As you peep over the top of your cubicle, you notice your colleague is scrolling through her Insta feed rather than updating Excel sheets and checking her emails. In some deep dark place, you feel satisfied as you diligently sit back in your uncomfortable chair and keep chugging along with your duties. Ha! Come performance review time, you’ll surely stand out, knowing that your co-worker’s quota will slip as she likes pic after pic on Jason Momoa fan pages. She’ll get reprimanded and you’ll (probably) get a promotion.
You either are this person or you work with someone with the same cutthroat mindset. The competitive employee jumps at every chance to excel and leave her peers in the dust on their way to the top. Women, especially, tend to do this in ways that are a bit more under-the-radar and far more effective in skating past everyone else as they score that major promo or close that insane deal.
Unfortunately, there are glaring negatives to working with those who feel, like Ricky Bobby, that if you’re not first, you’re last. The kind of characteristics that define these types of employees are single-minded, selfish, manipulative, and aggressive. They are the group of co-workers that are your best friend one moment, but are more than willing to sing your faults to the boss when you’re not around the next.
However, maybe they are less the devil and more simply hyper-focused on their own success. They are doing what they think is the right thing, not realizing that it incites anxiety and poor decision-making amongst fellow colleagues. Either way, competitiveness can be detrimental to the special types of bonds that are only created out of seeing and interacting with the same people every day.
Luckily, since you can’t change their tendencies, you can shift how you cope with said offenders.
Competitive people can actually motivate you to improve not only your work ethic, but also push you to think creatively, analytically, and quickly. Admire, rather than envy, their self-discipline, persistence, and confidence to fight for what they want.
These qualities, if used properly, can give your career a hand without playing hard ball. Seek out their strengths and emulate them, because no matter whether you work with them for one year or ten, you may learn valuable lessons that will carry themselves into other parts of your life.
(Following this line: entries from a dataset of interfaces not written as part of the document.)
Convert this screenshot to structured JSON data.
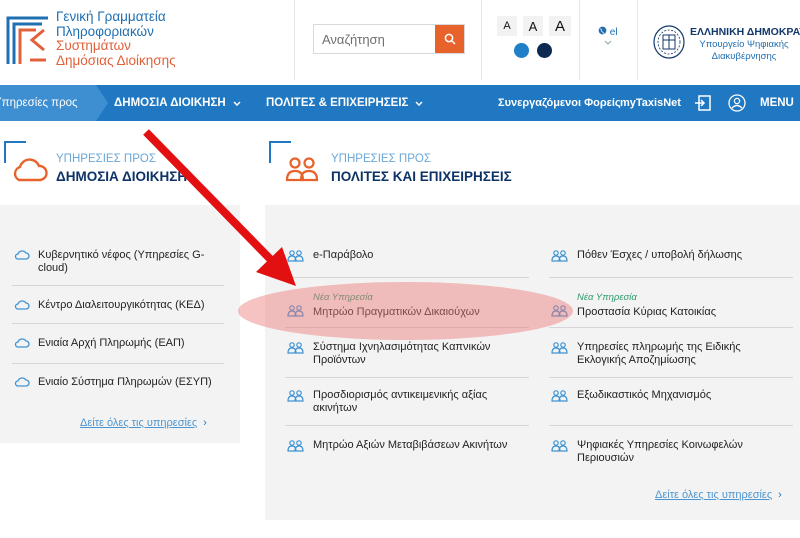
{
  "header": {
    "logo_lines": [
      "Γενική Γραμματεία",
      "Πληροφοριακών",
      "Συστημάτων",
      "Δημόσιας Διοίκησης"
    ],
    "search_placeholder": "Αναζήτηση",
    "font_sizes": [
      "A",
      "A",
      "A"
    ],
    "contrast_colors": [
      "#1f7fc7",
      "#0d2b52"
    ],
    "language": "el",
    "gov_title": "ΕΛΛΗΝΙΚΗ ΔΗΜΟΚΡΑΤΙΑ",
    "gov_ministry": "Υπουργείο Ψηφιακής Διακυβέρνησης"
  },
  "nav": {
    "breadcrumb": "Υπηρεσίες προς",
    "items": [
      "ΔΗΜΟΣΙΑ ΔΙΟΙΚΗΣΗ",
      "ΠΟΛΙΤΕΣ & ΕΠΙΧΕΙΡΗΣΕΙΣ"
    ],
    "links": [
      "Συνεργαζόμενοι Φορείς",
      "myTaxisNet"
    ],
    "menu_label": "MENU"
  },
  "left_section": {
    "subtitle": "ΥΠΗΡΕΣΙΕΣ ΠΡΟΣ",
    "title": "ΔΗΜΟΣΙΑ ΔΙΟΙΚΗΣΗ",
    "icon": "cloud-icon",
    "items": [
      "Κυβερνητικό νέφος (Υπηρεσίες G-cloud)",
      "Κέντρο Διαλειτουργικότητας (ΚΕΔ)",
      "Ενιαία Αρχή Πληρωμής (ΕΑΠ)",
      "Ενιαίο Σύστημα Πληρωμών (ΕΣΥΠ)"
    ],
    "see_all": "Δείτε όλες τις υπηρεσίες"
  },
  "right_section": {
    "subtitle": "ΥΠΗΡΕΣΙΕΣ ΠΡΟΣ",
    "title": "ΠΟΛΙΤΕΣ ΚΑΙ ΕΠΙΧΕΙΡΗΣΕΙΣ",
    "icon": "people-icon",
    "new_badge": "Νέα Υπηρεσία",
    "col1": [
      "e-Παράβολο",
      "Μητρώο Πραγματικών Δικαιούχων",
      "Σύστημα Ιχνηλασιμότητας Καπνικών Προϊόντων",
      "Προσδιορισμός αντικειμενικής αξίας ακινήτων",
      "Μητρώο Αξιών Μεταβιβάσεων Ακινήτων"
    ],
    "col2": [
      "Πόθεν Έσχες / υποβολή δήλωσης",
      "Προστασία Κύριας Κατοικίας",
      "Υπηρεσίες πληρωμής της Ειδικής Εκλογικής Αποζημίωσης",
      "Εξωδικαστικός Μηχανισμός",
      "Ψηφιακές Υπηρεσίες Κοινωφελών Περιουσιών"
    ],
    "see_all": "Δείτε όλες τις υπηρεσίες"
  },
  "colors": {
    "brand_blue": "#1f78c1",
    "accent_orange": "#e8622c",
    "panel_bg": "#f3f3f3",
    "highlight": "#ed7878",
    "arrow": "#e21010"
  }
}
It is important to note however, that when dealing with these types the position of the individual within the company does matter a great deal. If it is a close friend, have the courage to openly and gently address your concerns in a way that will highlight the importance of your friendship, but also your hope to maintain a productive environment. If it is your manager or boss though, it can be a completely different story.
As much as we all would love to be besties with our bosses while sipping martinis on the deck of their oceanfront mansions, this is not always the case.
Remember that their need to exert authority — no matter how critical at times — is not personal. Your best bet is to make yourself their advocate, assuring you share in their aim to win.
Basically, tell them you are in their corner and ask how you can help. You don’t have to be a teacher’s pet to gain mutual respect.
Last, but not least, always defend and stand up for yourself. If someone takes credit for your work, it is because their self-esteem and self-respect are low and you probably intimidate them. Rather than ring the alarm to your boss, learn your lesson and create a paper trail, looping in your manager when tasks or projects have been completed. If the behavior is chronic, maybe a meeting is due, but maintain professionalism at all times.
Ultimately, the first step to dealing with these issues in a healthy manner is to outline what should be left on the field before entering the office.
Charlotte Farrell is a freelance writer and editor who loves nothing more than a piping hot matcha latte and topics that explore wellness, fashion, self-care, food, climate change, feminism, beauty, fitness, and travel. She graduated with honors in Communications and English Literature from the University of California, San Diego, and is now based in NYC where she enjoys reading, writing, exploring, and dreaming about gluten-free pastries.